[Dataset rows describing interfaces]
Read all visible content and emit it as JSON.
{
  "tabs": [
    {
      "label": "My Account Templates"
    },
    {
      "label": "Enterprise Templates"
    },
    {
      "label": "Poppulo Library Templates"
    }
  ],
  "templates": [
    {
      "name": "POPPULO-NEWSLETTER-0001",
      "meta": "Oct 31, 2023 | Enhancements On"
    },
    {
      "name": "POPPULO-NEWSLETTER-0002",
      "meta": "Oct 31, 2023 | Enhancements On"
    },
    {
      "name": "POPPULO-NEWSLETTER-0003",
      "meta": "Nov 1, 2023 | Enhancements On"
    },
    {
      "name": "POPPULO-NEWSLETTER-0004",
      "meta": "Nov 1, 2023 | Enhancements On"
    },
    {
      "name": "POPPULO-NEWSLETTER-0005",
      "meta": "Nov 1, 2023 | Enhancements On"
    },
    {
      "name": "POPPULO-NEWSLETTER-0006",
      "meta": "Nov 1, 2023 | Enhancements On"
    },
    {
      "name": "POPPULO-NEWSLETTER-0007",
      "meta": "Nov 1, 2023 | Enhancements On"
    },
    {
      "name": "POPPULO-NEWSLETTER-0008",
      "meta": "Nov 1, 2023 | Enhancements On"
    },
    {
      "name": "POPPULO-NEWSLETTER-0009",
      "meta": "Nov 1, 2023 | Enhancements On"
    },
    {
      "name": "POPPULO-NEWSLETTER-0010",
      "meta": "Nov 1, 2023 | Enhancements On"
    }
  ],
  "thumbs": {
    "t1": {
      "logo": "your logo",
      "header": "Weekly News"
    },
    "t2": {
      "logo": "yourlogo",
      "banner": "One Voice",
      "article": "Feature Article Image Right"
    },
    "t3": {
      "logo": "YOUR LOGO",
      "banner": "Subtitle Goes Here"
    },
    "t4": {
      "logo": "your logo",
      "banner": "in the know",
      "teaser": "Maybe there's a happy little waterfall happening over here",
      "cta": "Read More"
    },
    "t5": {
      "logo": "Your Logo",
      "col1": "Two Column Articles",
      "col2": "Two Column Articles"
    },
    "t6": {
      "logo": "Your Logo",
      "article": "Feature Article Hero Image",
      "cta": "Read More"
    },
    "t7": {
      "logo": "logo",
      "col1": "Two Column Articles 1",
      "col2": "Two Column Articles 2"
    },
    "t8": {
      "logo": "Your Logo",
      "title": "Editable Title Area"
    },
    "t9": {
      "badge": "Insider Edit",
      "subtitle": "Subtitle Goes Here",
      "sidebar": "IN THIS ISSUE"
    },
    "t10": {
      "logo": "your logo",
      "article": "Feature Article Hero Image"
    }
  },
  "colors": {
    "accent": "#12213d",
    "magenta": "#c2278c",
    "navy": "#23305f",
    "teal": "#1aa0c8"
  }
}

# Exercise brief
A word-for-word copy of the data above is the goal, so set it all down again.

# Answer to this problem
Read all visible content and emit it as JSON.
{
  "tabs": [
    {
      "label": "My Account Templates"
    },
    {
      "label": "Enterprise Templates"
    },
    {
      "label": "Poppulo Library Templates"
    }
  ],
  "templates": [
    {
      "name": "POPPULO-NEWSLETTER-0001",
      "meta": "Oct 31, 2023 | Enhancements On"
    },
    {
      "name": "POPPULO-NEWSLETTER-0002",
      "meta": "Oct 31, 2023 | Enhancements On"
    },
    {
      "name": "POPPULO-NEWSLETTER-0003",
      "meta": "Nov 1, 2023 | Enhancements On"
    },
    {
      "name": "POPPULO-NEWSLETTER-0004",
      "meta": "Nov 1, 2023 | Enhancements On"
    },
    {
      "name": "POPPULO-NEWSLETTER-0005",
      "meta": "Nov 1, 2023 | Enhancements On"
    },
    {
      "name": "POPPULO-NEWSLETTER-0006",
      "meta": "Nov 1, 2023 | Enhancements On"
    },
    {
      "name": "POPPULO-NEWSLETTER-0007",
      "meta": "Nov 1, 2023 | Enhancements On"
    },
    {
      "name": "POPPULO-NEWSLETTER-0008",
      "meta": "Nov 1, 2023 | Enhancements On"
    },
    {
      "name": "POPPULO-NEWSLETTER-0009",
      "meta": "Nov 1, 2023 | Enhancements On"
    },
    {
      "name": "POPPULO-NEWSLETTER-0010",
      "meta": "Nov 1, 2023 | Enhancements On"
    }
  ],
  "thumbs": {
    "t1": {
      "logo": "your logo",
      "header": "Weekly News"
    },
    "t2": {
      "logo": "yourlogo",
      "banner": "One Voice",
      "article": "Feature Article Image Right"
    },
    "t3": {
      "logo": "YOUR LOGO",
      "banner": "Subtitle Goes Here"
    },
    "t4": {
      "logo": "your logo",
      "banner": "in the know",
      "teaser": "Maybe there's a happy little waterfall happening over here",
      "cta": "Read More"
    },
    "t5": {
      "logo": "Your Logo",
      "col1": "Two Column Articles",
      "col2": "Two Column Articles"
    },
    "t6": {
      "logo": "Your Logo",
      "article": "Feature Article Hero Image",
      "cta": "Read More"
    },
    "t7": {
      "logo": "logo",
      "col1": "Two Column Articles 1",
      "col2": "Two Column Articles 2"
    },
    "t8": {
      "logo": "Your Logo",
      "title": "Editable Title Area"
    },
    "t9": {
      "badge": "Insider Edit",
      "subtitle": "Subtitle Goes Here",
      "sidebar": "IN THIS ISSUE"
    },
    "t10": {
      "logo": "your logo",
      "article": "Feature Article Hero Image"
    }
  },
  "colors": {
    "accent": "#12213d",
    "magenta": "#c2278c",
    "navy": "#23305f",
    "teal": "#1aa0c8"
  }
}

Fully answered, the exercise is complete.